McDevitt said he wants the commission to include members with experience in law enforcement, mental health, school and child safety, and gun licensing. He said he hoped to send out invitations for members last week, hold the first meeting shortly afterward, and report back by early summer.
The pending debate on Beacon Hill mirrors movement around the country toward tighter restrictions. Vice President Joe Biden met last week with groups from both sides of the gun-control issue — including victims’ organizations and the National Rifle Association — to craft President Obama’s response to the Newtown shooting.
“The president and I are determined to take action. This is not an exercise in photo opportunities,” Biden said.
Although Patrick has said he supports tougher gun laws, a spokeswoman would not say whether he plans to make the issue an important part of his State of the State address Wednesday.
The governor, however, “is encouraged by the growing consensus among legislators and stakeholders that we need comprehensive strategies, and we need them now,” said Chelsie Ouellette, his deputy press secretary.
In Albany, N.Y., the call for stricter gun control was loud and firm. Cuomo used his State of the State address Wednesday to propose the country’s toughest restrictions on guns, particularly on assault weapons similar to the one used by Adam Lanza, the 20-year-old Newtown gunman.

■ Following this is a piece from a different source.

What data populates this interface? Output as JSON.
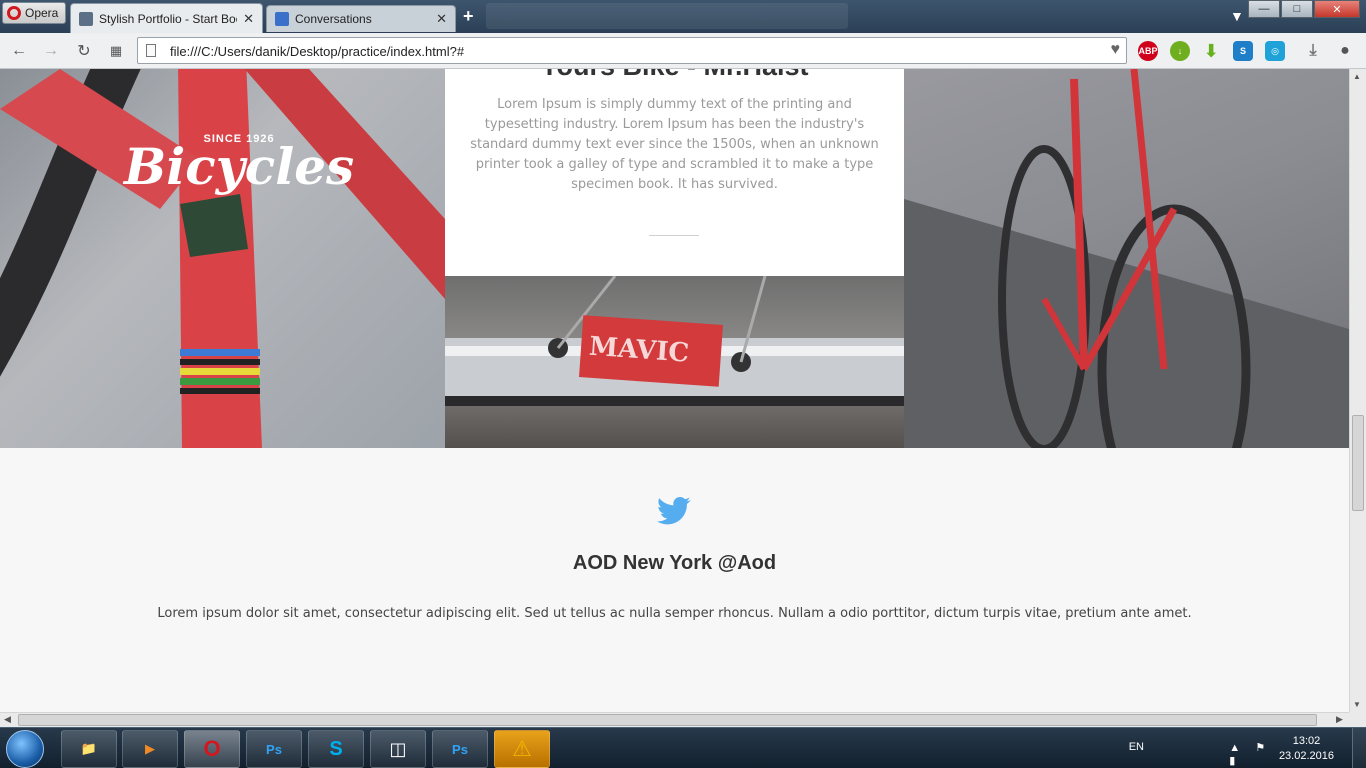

“Forget the extremists — it’s simple,” Cuomo said to sustained applause. “No one hunts with an assault rifle. No one needs 10 bullets to kill a deer. End the madness now.”
In California, broader restrictions on assault weapons and ammunition have been proposed.
In Michigan, Governor Rick Snyder vetoed a bill that would have allowed concealed weapons in schools and day-care centers.
And a large coalition of mayors, including Thomas M. Menino in Boston and Michael R. Bloomberg in New York, is pressing for tough, new laws.
In Arizona, former congresswoman Gabrielle Giffords, who was wounded in a mass shooting in Tucson in 2011, has created a political action committee designed to curb gun violence.